|Jillian Lauren and D.J. Mendel in Cattywampus.|
Deemed a "master of mayhem" by The New York Times, Cucuzza is a Los Angeles-based theater artist, filmmaker, actor, and acting teacher known for his dark humor and imaginative physicality. In New York, he spent six years at Richard Foreman’s Ontological Theater, where he mounted many highly-acclaimed original plays and was a co-founder of the Obie Award-winning Blueprint Series festival for emerging theatre artists. Since 1997 he has been a company member of Elevator Repair Service (ERS), with whom he most recently originated the role of Tom Buchanan in GATZ—a staging of the entire text of The Great Gatsby that was placed on multiple “Best of 2010 Theater” lists, including The New York Times.
|D.J. Mendel and Jenny Greer.|
Cucuzza has always been drawn to the raw power in Strindberg’s play, in which the well-bred daughter of an aristocrat in 1888 Sweden begins a sexual power play with her father’s servant, transgressing class boundaries and social mores. “I’m drawn to dark comedy, high drama, comic opportunity and almost schizophrenic power-switching, and Strindberg has all of these elements.” More specifically, Cucuzza was drawn to the working class character of Jean. “I was raised in a very small rural town in the backwoods of Pennsylvania. I’ve rarely seen the working class people I grew up with represented with integrity on stage; you get a lot of folksy hicks or insulting caricatures. When I got my hands on Miss Julie, I saw it as a canvas upon which to draw this modernized and Americanized version of Jean.”

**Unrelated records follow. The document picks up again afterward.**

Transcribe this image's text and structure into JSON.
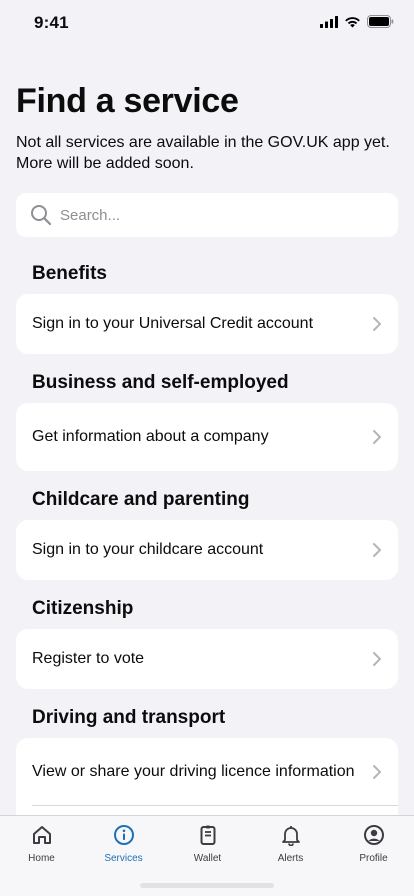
{
  "status_bar": {
    "time": "9:41"
  },
  "header": {
    "title": "Find a service",
    "subtitle": "Not all services are available in the GOV.UK app yet. More will be added soon."
  },
  "search": {
    "placeholder": "Search..."
  },
  "sections": [
    {
      "heading": "Benefits",
      "items": [
        {
          "label": "Sign in to your Universal Credit account"
        }
      ]
    },
    {
      "heading": "Business and self-employed",
      "items": [
        {
          "label": "Get information about a company"
        }
      ]
    },
    {
      "heading": "Childcare and parenting",
      "items": [
        {
          "label": "Sign in to your childcare account"
        }
      ]
    },
    {
      "heading": "Citizenship",
      "items": [
        {
          "label": "Register to vote"
        }
      ]
    },
    {
      "heading": "Driving and transport",
      "items": [
        {
          "label": "View or share your driving licence information"
        }
      ]
    }
  ],
  "tab_bar": {
    "active": "Services",
    "accent_color": "#1d70b8",
    "tabs": [
      {
        "label": "Home",
        "icon": "home-icon"
      },
      {
        "label": "Services",
        "icon": "info-icon"
      },
      {
        "label": "Wallet",
        "icon": "wallet-icon"
      },
      {
        "label": "Alerts",
        "icon": "bell-icon"
      },
      {
        "label": "Profile",
        "icon": "profile-icon"
      }
    ]
  }
}
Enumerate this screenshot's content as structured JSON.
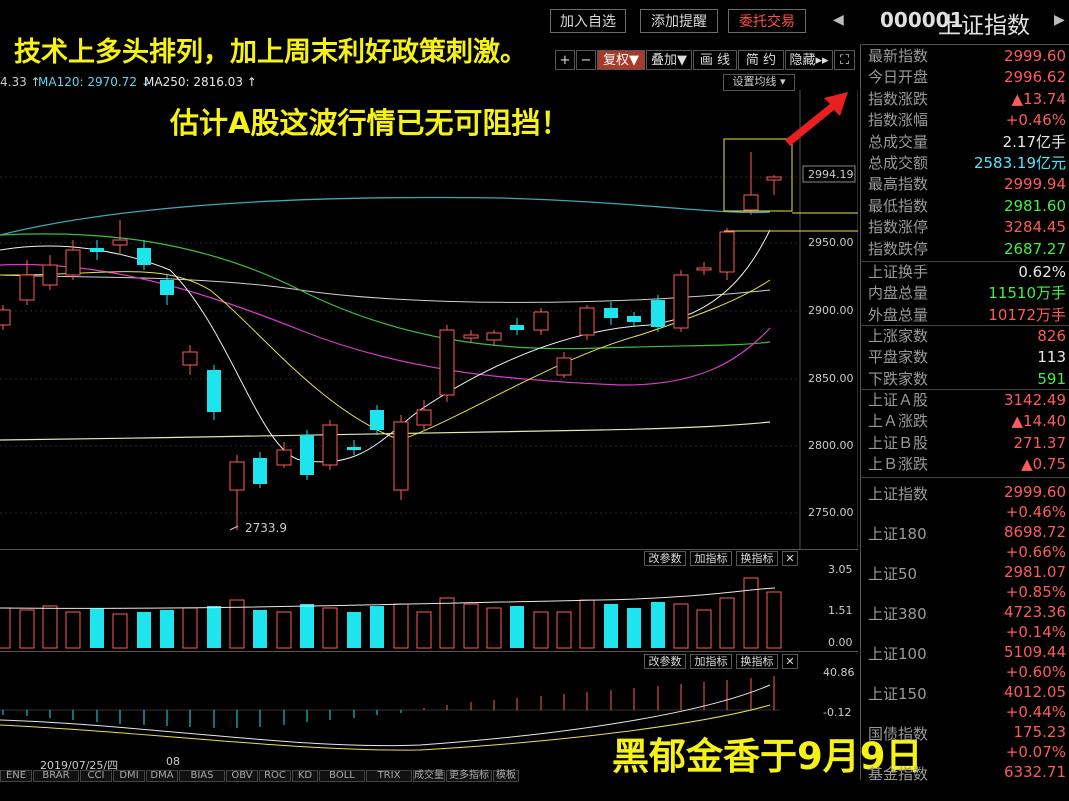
{
  "headline": {
    "line1": "技术上多头排列，加上周末利好政策刺激。",
    "line2": "估计A股这波行情已无可阻挡！",
    "signature": "黑郁金香于9月9日"
  },
  "toolbar": {
    "add_watch": "加入自选",
    "add_alert": "添加提醒",
    "trade": "委托交易"
  },
  "security": {
    "code": "000001",
    "name": "上证指数"
  },
  "chart_toolbar": {
    "plus": "+",
    "minus": "−",
    "adjust": "复权▼",
    "overlay": "叠加▼",
    "draw": "画 线",
    "brief": "简 约",
    "hide": "隐藏▸▸",
    "expand": "⛶"
  },
  "ma_legend": {
    "ma60": "4.33 ↑",
    "ma120": "MA120: 2970.72 ↓",
    "ma250": "MA250: 2816.03 ↑",
    "set_ma": "设置均线 ▾"
  },
  "price_axis": [
    "2950.00",
    "2900.00",
    "2850.00",
    "2800.00",
    "2750.00"
  ],
  "price_tag": "2994.19",
  "low_marker": "2733.9",
  "vol_axis": [
    "3.05",
    "1.51",
    "0.00"
  ],
  "macd_axis": [
    "40.86",
    "-0.12"
  ],
  "sub_btns": {
    "change": "改参数",
    "add": "加指标",
    "swap": "换指标",
    "close": "✕"
  },
  "date_labels": {
    "date": "2019/07/25/四",
    "month": "08"
  },
  "bottom_tabs": [
    "ENE",
    "BRAR",
    "CCI",
    "DMI",
    "DMA",
    "BIAS",
    "OBV",
    "ROC",
    "KD",
    "BOLL",
    "TRIX",
    "成交量",
    "更多指标",
    "模板"
  ],
  "quote": [
    {
      "k": "最新指数",
      "v": "2999.60",
      "c": "red"
    },
    {
      "k": "今日开盘",
      "v": "2996.62",
      "c": "red"
    },
    {
      "k": "指数涨跌",
      "v": "▲13.74",
      "c": "red"
    },
    {
      "k": "指数涨幅",
      "v": "+0.46%",
      "c": "red"
    },
    {
      "k": "总成交量",
      "v": "2.17亿手",
      "c": "wht"
    },
    {
      "k": "总成交额",
      "v": "2583.19亿元",
      "c": "cyan"
    },
    {
      "k": "最高指数",
      "v": "2999.94",
      "c": "red"
    },
    {
      "k": "最低指数",
      "v": "2981.60",
      "c": "grn"
    },
    {
      "k": "指数涨停",
      "v": "3284.45",
      "c": "red"
    },
    {
      "k": "指数跌停",
      "v": "2687.27",
      "c": "grn"
    }
  ],
  "turnover": [
    {
      "k": "上证换手",
      "v": "0.62%",
      "c": "wht"
    },
    {
      "k": "内盘总量",
      "v": "11510万手",
      "c": "grn"
    },
    {
      "k": "外盘总量",
      "v": "10172万手",
      "c": "red"
    }
  ],
  "breadth": [
    {
      "k": "上涨家数",
      "v": "826",
      "c": "red"
    },
    {
      "k": "平盘家数",
      "v": "113",
      "c": "wht"
    },
    {
      "k": "下跌家数",
      "v": "591",
      "c": "grn"
    }
  ],
  "ab": [
    {
      "k": "上证Ａ股",
      "v": "3142.49",
      "c": "red"
    },
    {
      "k": "上Ａ涨跌",
      "v": "▲14.40",
      "c": "red"
    },
    {
      "k": "上证Ｂ股",
      "v": "271.37",
      "c": "red"
    },
    {
      "k": "上Ｂ涨跌",
      "v": "▲0.75",
      "c": "red"
    }
  ],
  "indices": [
    {
      "k": "上证指数",
      "v": "2999.60",
      "c": "+0.46%"
    },
    {
      "k": "上证180",
      "v": "8698.72",
      "c": "+0.66%"
    },
    {
      "k": "上证50",
      "v": "2981.07",
      "c": "+0.85%"
    },
    {
      "k": "上证380",
      "v": "4723.36",
      "c": "+0.14%"
    },
    {
      "k": "上证100",
      "v": "5109.44",
      "c": "+0.60%"
    },
    {
      "k": "上证150",
      "v": "4012.05",
      "c": "+0.44%"
    },
    {
      "k": "国债指数",
      "v": "175.23",
      "c": "+0.07%"
    },
    {
      "k": "基金指数",
      "v": "6332.71",
      "c": ""
    }
  ],
  "colors": {
    "up": "#ff5a5a",
    "down": "#1ee4ee",
    "headline": "#f5f214",
    "accent_red": "#e82020"
  }
}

Though the play had power, Cucuzza found it outdated and unrelatable at its core, and set out to solve the problem by rewriting it line-by-line. He couldn’t help but imagine the characters transported to his home of Appalachia—specifically, transforming Jean into a gritty blue-collar car detailer, and setting the play in the break room of a Pittsburgh car dealership on the night of its going-out-of-business party. “I distilled the dialogue, cut out repetition and lyricism, infused it with Pittsburgh slang, modern idioms and Americana, and out-and-out changed some of the themes that simply don't exist today, most evidently changing Julie's domineering father to her husband” (cheekily referred to as “The Count”) “and replacing her famous pet bird with a kite,” he says. Overall, his intention was to create an “emotional bluntness” that he associates with middle America. The re-write draws on current economic paranoia and the American dream of escape, which, for Julie and Jean, takes the form of driving to Florida in a Ford Pinto.
|D.J. Mendel, Jillian Lauren and Jenny Greer.|
As a fairly recent transplant from New York, Cucuzza noted how excited he is that SCR is taking steps to bring together its dedicated audience with adventurous artists via Studio SCR. “I've done a revision of the play to suit the Nicholas Studio and hope that it lands with force with a whole new audience.”
Cattywampus premiered at Cal Arts’ NOW festival in 2011, and then performed at the Obie Award-winning Incubator Arts Project in New York. It was called a “raw and raucous” updating by The New York Times, and “One of the Best Plays of 2011” by Stage and Cinema: Los Angeles.
Cattywampus will be presented in the Nicholas Studio three days only, June 22-24, rounding out the 2012 Studio SCR line-up. Learn more or buy tickets on our website.
Photos by Steve Gunther